Loralyn Spiro, City of Springfield & Metropolitan Wastewater Management Commission; PNCWA Communications & Outreach Committee Chair

This interactive game will test attendees on their knowledge on the world of water and provide everyone with an opportunity to get to know each other.

9:15-10:15 – Septic to Sewer

Jason Suhr, Alex Doza, and Teresa Findley, City of Bend

The City of Bend enacted a city-wide septic to sewer conversion program for the 2,800 households, at the start of the program, that were still reliant on septic systems for wastewater disposal. The final solution, crafted through a citizen advisory committee, community outreach and policymaker workshops, found a way to balance the needs of septic system homeowners and sewer ratepayers. This presentation shares lessons learned from the decision-making process, a brief overview on program administration, and an update on program metrics to date.

10:15-10:30 – Morning break

10:30-11:30 – Rebranding: A case study of Boise’s WaterShed Education Center

Colin Hickman and Cindy Busche, City of Boise Public Works

The WaterShed Education Center is transforming into the nation’s first climate and water science center to help the city meet its goal of being carbon neutral by 2050. For nearly three years, The WaterShed has worked with consultants and the community to create a new vision, brand, and embark on the development of new programs and exhibits. Hear about the process of reimagining climate and water comms, from articulating the vision, engaging the community, and developing a compelling story through voices.  Plus get a preview of the new education center that will debut Summer 2024.

11:30-12:15 – The Art of Storytelling

Haley Brazier, High Desert Museum

Attendees will gain insights and strategies on how to create and tell a compelling story that effectively engages community members to want to learn more and interact with your water agency. The Museum’s overarching story will be shared along with examples of successful campaigns that have supported the continuation of it, growth and engagement achieved in doing so, and lessons learned along the way that you can take and apply to build and grow your water story.

12:15-1:00 – Catered Lunch

1:00-2:30 – Tour of City of Bend’s Water Reclamation Facility & in Real-Time Design & Feedback on Utility Communications

Chris Miccolis, City of Bend

The content for the general public tour for the City of Bend Water Reclamation Facility (WRF) will be presented to the tour group.
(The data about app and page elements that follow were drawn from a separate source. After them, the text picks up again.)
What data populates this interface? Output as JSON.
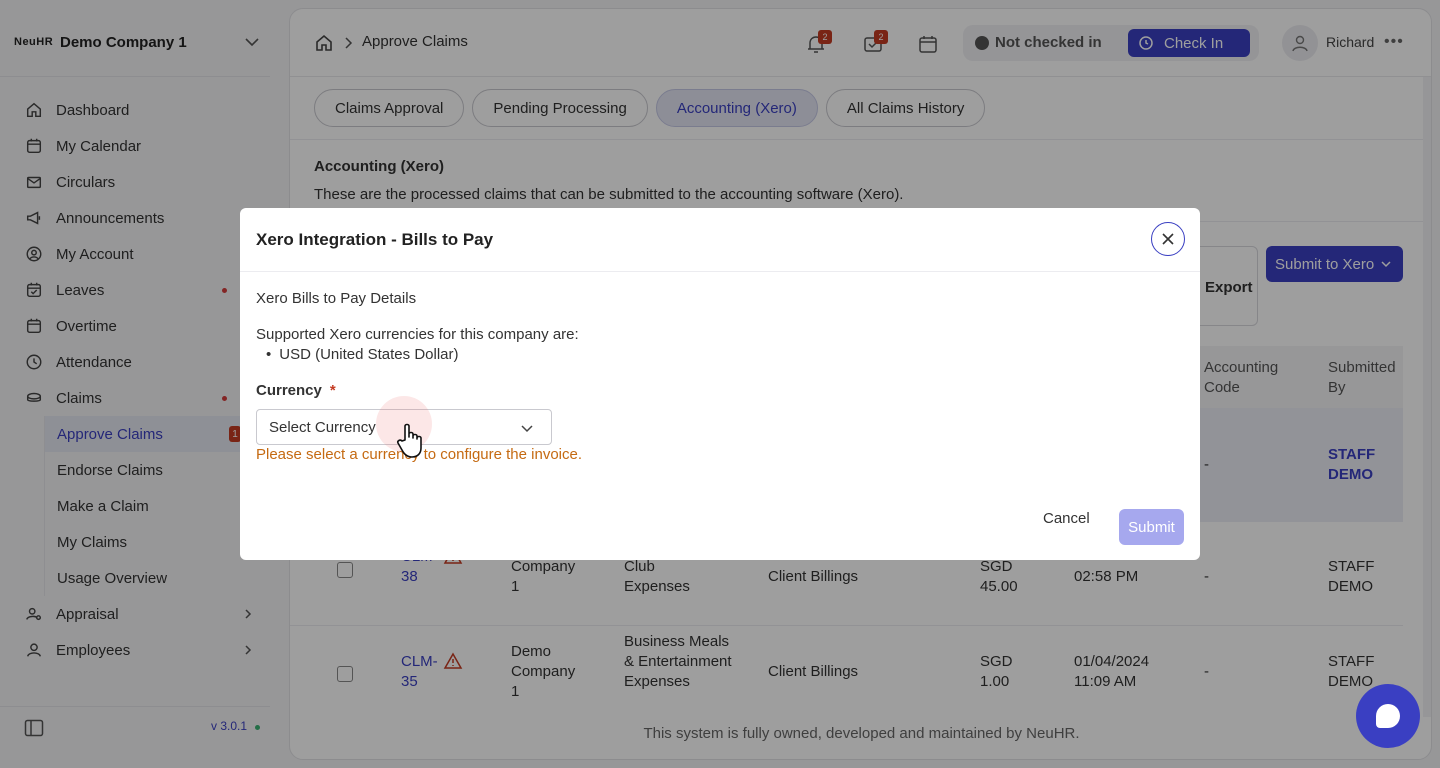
{
  "sidebar": {
    "logo": "NeuHR",
    "company": "Demo Company 1",
    "items": [
      {
        "label": "Dashboard",
        "icon": "home-icon"
      },
      {
        "label": "My Calendar",
        "icon": "calendar-icon"
      },
      {
        "label": "Circulars",
        "icon": "mail-icon"
      },
      {
        "label": "Announcements",
        "icon": "megaphone-icon"
      },
      {
        "label": "My Account",
        "icon": "user-circle-icon"
      },
      {
        "label": "Leaves",
        "icon": "calendar-check-icon"
      },
      {
        "label": "Overtime",
        "icon": "calendar-icon"
      },
      {
        "label": "Attendance",
        "icon": "clock-icon"
      },
      {
        "label": "Claims",
        "icon": "coins-icon"
      }
    ],
    "claims_sub": [
      {
        "label": "Approve Claims",
        "badge": "1"
      },
      {
        "label": "Endorse Claims"
      },
      {
        "label": "Make a Claim"
      },
      {
        "label": "My Claims"
      },
      {
        "label": "Usage Overview"
      }
    ],
    "after_items": [
      {
        "label": "Appraisal",
        "icon": "user-gear-icon"
      },
      {
        "label": "Employees",
        "icon": "user-icon"
      }
    ],
    "version": "v 3.0.1"
  },
  "topbar": {
    "breadcrumb": "Approve Claims",
    "notif_badge": "2",
    "tasks_badge": "2",
    "status": "Not checked in",
    "checkin_label": "Check In",
    "user": "Richard"
  },
  "tabs": [
    {
      "label": "Claims Approval"
    },
    {
      "label": "Pending Processing"
    },
    {
      "label": "Accounting (Xero)"
    },
    {
      "label": "All Claims History"
    }
  ],
  "section": {
    "title": "Accounting (Xero)",
    "desc": "These are the processed claims that can be submitted to the accounting software (Xero)."
  },
  "actions": {
    "export": "Export",
    "submit_xero": "Submit to Xero"
  },
  "table": {
    "headers": {
      "accounting_code": "Accounting Code",
      "submitted_by": "Submitted By"
    },
    "rows": [
      {
        "accounting_code": "-",
        "submitted_by": "STAFF DEMO"
      },
      {
        "id": "CLM-38",
        "company": "Company 1",
        "category": "Club Expenses",
        "type": "Client Billings",
        "amount": "SGD 45.00",
        "date": "02:58 PM",
        "accounting_code": "-",
        "submitted_by": "STAFF DEMO"
      },
      {
        "id": "CLM-35",
        "company": "Demo Company 1",
        "category": "Business Meals & Entertainment Expenses",
        "type": "Client Billings",
        "amount": "SGD 1.00",
        "date": "01/04/2024 11:09 AM",
        "accounting_code": "-",
        "submitted_by": "STAFF DEMO"
      }
    ]
  },
  "footer": "This system is fully owned, developed and maintained by NeuHR.",
  "modal": {
    "title": "Xero Integration - Bills to Pay",
    "details_heading": "Xero Bills to Pay Details",
    "supported_text": "Supported Xero currencies for this company are:",
    "currencies": [
      "USD (United States Dollar)"
    ],
    "currency_label": "Currency",
    "required_mark": "*",
    "select_placeholder": "Select Currency",
    "error": "Please select a currency to configure the invoice.",
    "cancel": "Cancel",
    "submit": "Submit"
  },
  "colors": {
    "accent": "#3a3fc2",
    "error": "#c56a12",
    "badge": "#c43b22"
  }
}
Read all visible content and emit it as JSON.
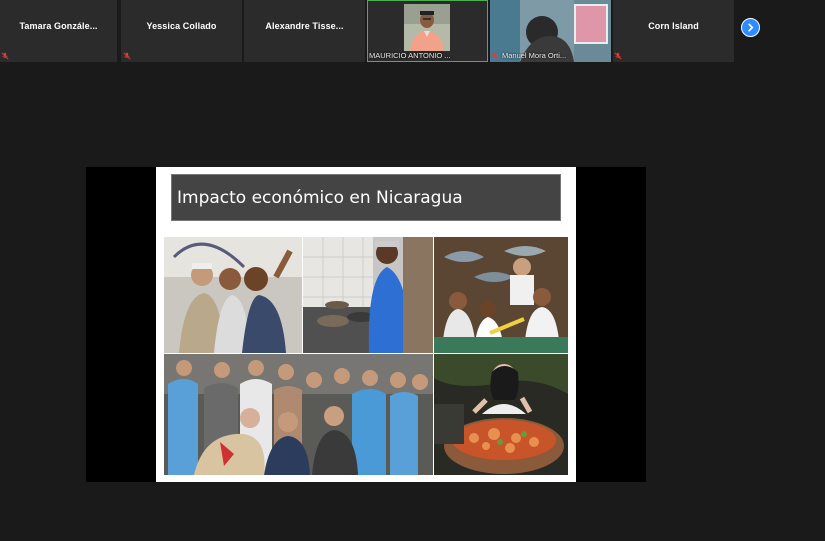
{
  "participants": [
    {
      "name": "Tamara  Gonzále...",
      "muted": true,
      "video": false
    },
    {
      "name": "Yessica Collado",
      "muted": true,
      "video": false
    },
    {
      "name": "Alexandre  Tisse...",
      "muted": false,
      "video": false
    },
    {
      "name": "MAURICIO ANTONIO ...",
      "muted": false,
      "video": true,
      "active": true
    },
    {
      "name": "Manuel Mora Orti...",
      "muted": true,
      "video": true
    },
    {
      "name": "Corn Island",
      "muted": true,
      "video": false
    }
  ],
  "icons": {
    "mute": "microphone-muted-icon",
    "next": "chevron-right-icon"
  },
  "colors": {
    "background": "#1a1a1a",
    "tile": "#2b2b2b",
    "accent": "#2d8cff",
    "active_border": "#4caf50",
    "mute": "#e53935"
  },
  "slide": {
    "title": "Impacto económico en Nicaragua"
  }
}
Verbal explanations, graphics, and physical samples will be used to describe the process used at the treatment plant to communicate how each process treats wastewater. The intent of the tour is for the WRF staff to share the communication aids they have developed for giving public tours. Opportunities for the communication experts taking the tour to share suggestions and provide feedback to WRF staff about improvements to the tour will be discussed throughout the tour.

2:30-2:45 – Afternoon break

2:45-3:45 – Crooked River Wetlands Complex

City of Prineville

The City of Prineville’s successful Crooked River Wetland Complex is now complete and providing remarkable social, economic and environmental benefits to the community. Through this 120-acre, multipurpose project, the City is responsibly expanding its wastewater capacity, lowering residential and business System Development Charges, stabilizing monthly wastewater rates, created a new public hiking trail system with numerous educational opportunities and improving riparian and instream conditions in the Crooked River.

3:45-4:30 – Why Color Theory Matters to Your Water Agency’s Story and Community Engagement

Loralyn Spiro, City of Springfield and the Metropolitan Wastewater Management Commission

Color theory is an art and design principle that encompasses the ideas, principles, and applications of color, and includes three elements – the color wheel, color harmony, and color application or context. While all three are important, color harmony is the most important to be considered by communicators for its complexity due to our responses to color are both emotional and intellectual. Water Agencies and communicators need to keep this in mind when branding or rebranding their agency. Learn how color can help tell your agency’s mission, vision, values and overall story to community member and how it can strengthen your engagement with them.

4:30-4:45 – Feedback & Wrap-up